The window shade wavers slight back and forth, in-out, as the wind shifts.
The gale, swinging now from south to west, soon northwest-to-be, roars in the distance, moans nearby around the corners of this drafty, creaking farmhouse.
Rain still falls, drippingly, drumming slow intermittent tattoo on the roof, but a sudden plunge from spring-like warmth to arctic bite and sudden snow squall may make road travel “near impossible” with whiteout and icing, and no one knows just when. So says the National Weather Service.
So he’s just left for the prison, early—to ensure on-time arrival. (He preaches there, one turn per month.)
There’s wood in the lidded front-porch box for the library woodstove, waiting… He said (quite out of character) I should turn the thermostats up, for extra warmth to linger, should wind blow down the power. He made sure of kindling in the box as well as logs. And three candles stand at attention, on kitchen tabletop, in the still-gray hour.
Had we not checked the forecast, we might have been blindsided.
Wind shifts can do that.
And such surprise storms are not to be sneezed at. (Though that’s a natural response.) Caught out with a friend in one myself once, I experienced airborne adventure, unintentional off-roading, in a “God-forsaken” woodland. (Though not God-forsaken, really. He rode there with us, even steering the airborne truck… But. We should have acted more wisely! With the temperature plummeting like it was, if we hadn’t found that inhabited dwelling…)
Since then, to my shock I’ve learn that weather-caused death rates run higher in this corner of the country than in places we think are scary!
So we take a few precautions.
[Later] I sit here and listen to the chase of powerful air tides.
I hear garbage cans crashing, and see out a window a panicked black cat’s high-speed zig-zag streaking down a noisy hill. Cracking sounds are coming from the big black-maple just beyond the window, and a lanky arborvitae is dancing a swaying frenzy.
I consider moving my computer and myself to a different side of the house…
And I ponder the wind-shifts and sea-changes of earth-life.
They happen—perhaps to all, surely to most.
There are tides to be “taken at the flood,” and floods to be fled and avoided.
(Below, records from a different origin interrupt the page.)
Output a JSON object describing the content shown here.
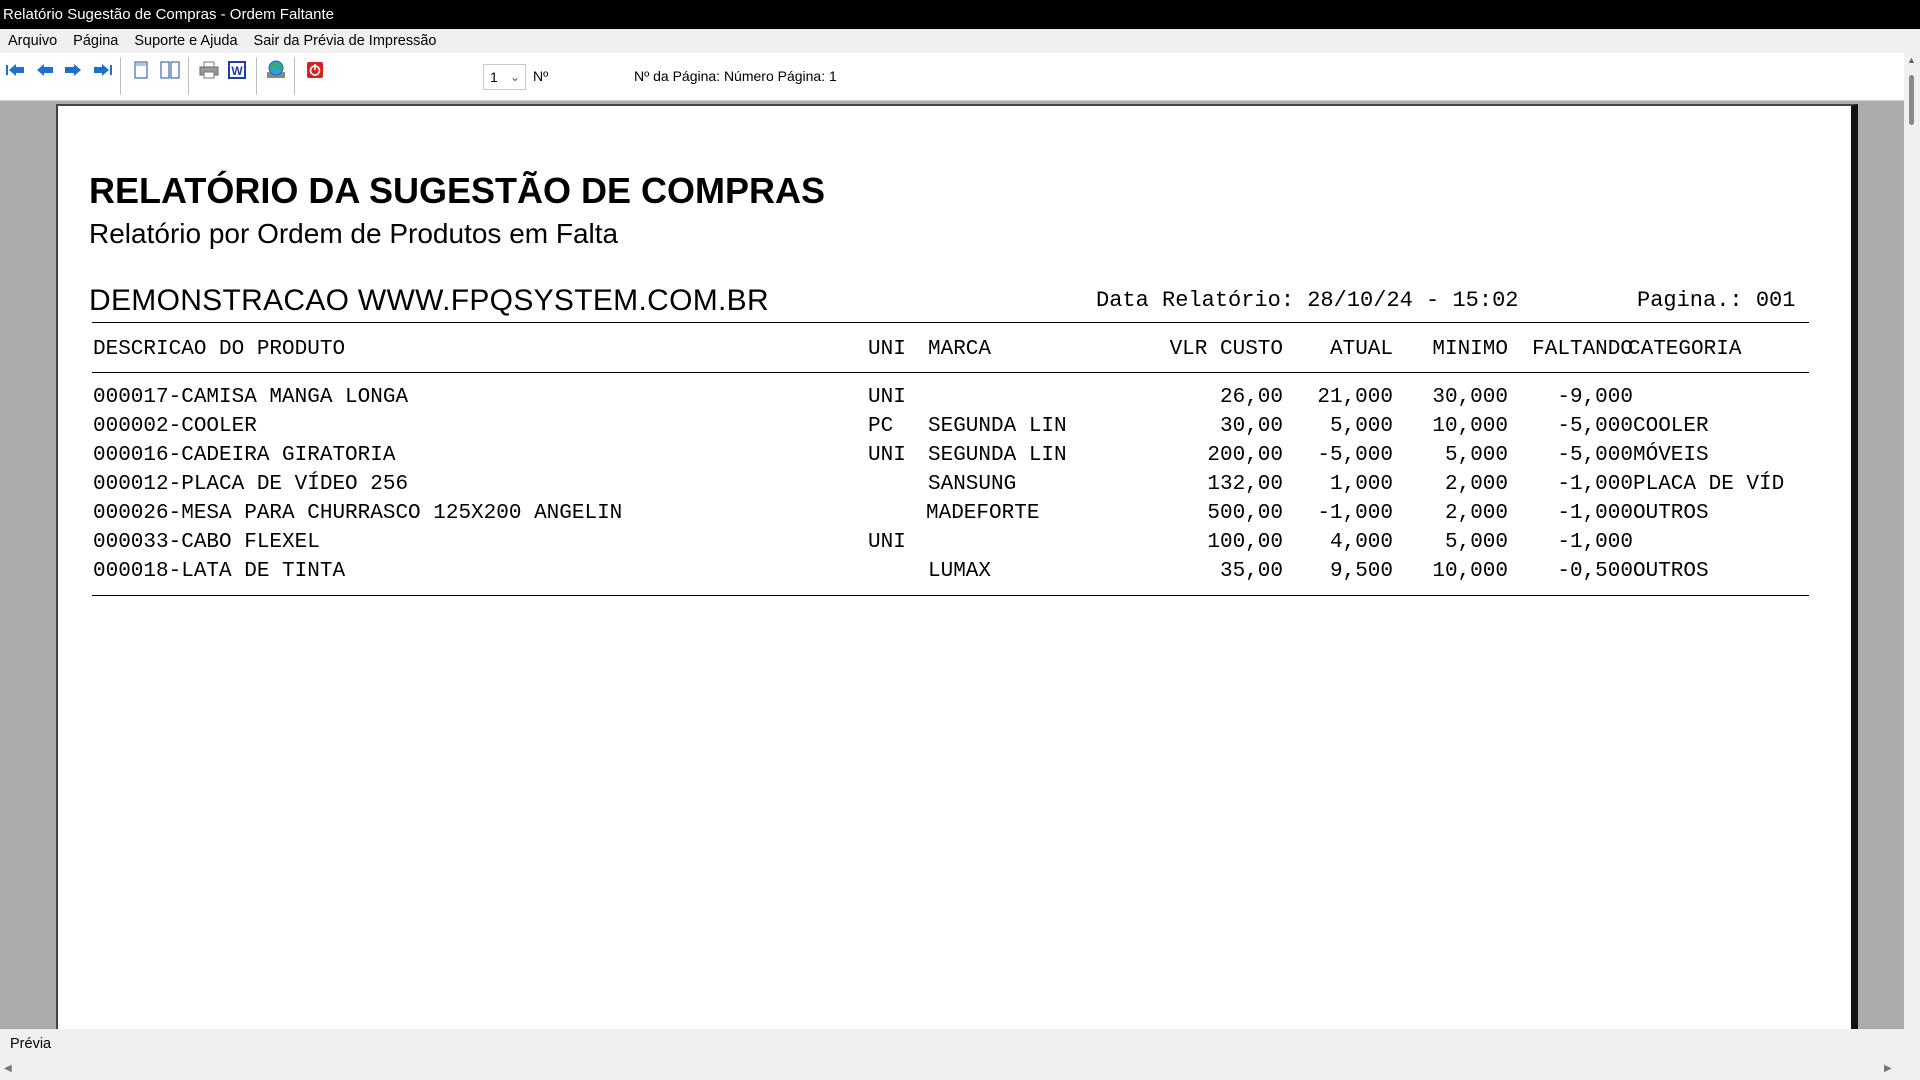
{
  "window": {
    "title": "Relatório Sugestão de Compras - Ordem Faltante"
  },
  "menu": [
    {
      "label": "Arquivo"
    },
    {
      "label": "Página"
    },
    {
      "label": "Suporte e Ajuda"
    },
    {
      "label": "Sair da Prévia de Impressão"
    }
  ],
  "toolbar": {
    "page_select_value": "1",
    "page_no_label": "Nº",
    "page_info": "Nº da Página: Número Página: 1",
    "icons": [
      "first-page-icon",
      "prev-page-icon",
      "next-page-icon",
      "last-page-icon",
      "single-page-icon",
      "two-pages-icon",
      "print-icon",
      "export-word-icon",
      "export-web-icon",
      "close-preview-icon"
    ],
    "icon_colors": {
      "arrows": "#1e6fd0",
      "word": "#1f3da8",
      "close": "#d92020"
    }
  },
  "report": {
    "title": "RELATÓRIO DA SUGESTÃO DE COMPRAS",
    "subtitle": "Relatório por Ordem de Produtos em Falta",
    "company": "DEMONSTRACAO WWW.FPQSYSTEM.COM.BR",
    "date_label": "Data Relatório: 28/10/24 - 15:02",
    "page_label": "Pagina.: 001",
    "columns": {
      "descricao": "DESCRICAO DO PRODUTO",
      "uni": "UNI",
      "marca": "MARCA",
      "vlr_custo": "VLR CUSTO",
      "atual": "ATUAL",
      "minimo": "MINIMO",
      "faltando": "FALTANDO",
      "categoria": "CATEGORIA"
    },
    "rows": [
      {
        "descricao": "000017-CAMISA MANGA LONGA",
        "uni": "UNI",
        "marca": "",
        "vlr_custo": "26,00",
        "atual": "21,000",
        "minimo": "30,000",
        "faltando": "-9,000",
        "categoria": ""
      },
      {
        "descricao": "000002-COOLER",
        "uni": "PC",
        "marca": "SEGUNDA LIN",
        "vlr_custo": "30,00",
        "atual": "5,000",
        "minimo": "10,000",
        "faltando": "-5,000",
        "categoria": "COOLER"
      },
      {
        "descricao": "000016-CADEIRA GIRATORIA",
        "uni": "UNI",
        "marca": "SEGUNDA LIN",
        "vlr_custo": "200,00",
        "atual": "-5,000",
        "minimo": "5,000",
        "faltando": "-5,000",
        "categoria": "MÓVEIS"
      },
      {
        "descricao": "000012-PLACA DE VÍDEO 256",
        "uni": "",
        "marca": "SANSUNG",
        "vlr_custo": "132,00",
        "atual": "1,000",
        "minimo": "2,000",
        "faltando": "-1,000",
        "categoria": "PLACA DE VÍD"
      },
      {
        "descricao": "000026-MESA PARA CHURRASCO 125X200 ANGELIN",
        "uni": "",
        "marca": "MADEFORTE",
        "vlr_custo": "500,00",
        "atual": "-1,000",
        "minimo": "2,000",
        "faltando": "-1,000",
        "categoria": "OUTROS"
      },
      {
        "descricao": "000033-CABO FLEXEL",
        "uni": "UNI",
        "marca": "",
        "vlr_custo": "100,00",
        "atual": "4,000",
        "minimo": "5,000",
        "faltando": "-1,000",
        "categoria": ""
      },
      {
        "descricao": "000018-LATA DE TINTA",
        "uni": "",
        "marca": "LUMAX",
        "vlr_custo": "35,00",
        "atual": "9,500",
        "minimo": "10,000",
        "faltando": "-0,500",
        "categoria": "OUTROS"
      }
    ]
  },
  "status": {
    "text": "Prévia"
  }
}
Wild and wicked winds can come banging on life’s door like sudden bombs, and knock us off our feet.
(I’ve had a few come blow my life around.)
How does one line up candles for such spells, so light may not be lost? How does one insure warmth for living when normal power fails us?
I look to the word and this I see:
Keep your (candle) lamps burning (Lk 12:35),
keep them fueled (Mt 25:1-4).
Keep stirring up and feeding the coals of God’s fire within you (2 Ti 1:5-7).
Be ready at any moment for the enemy’s rush-in flood (Is 59:19),
holding the hand of God’s love always (Jud 1:20-21),
like the child in the crowd of potential dangers (Mt 10:16;28:19-20)
— alert in prayer (Eph 6:18),
and always listening for His warnings and instructions,
abiding in them, and thus in Him (Jhn 15:10).
(Rich blessing whether the onslaught ever comes or not.)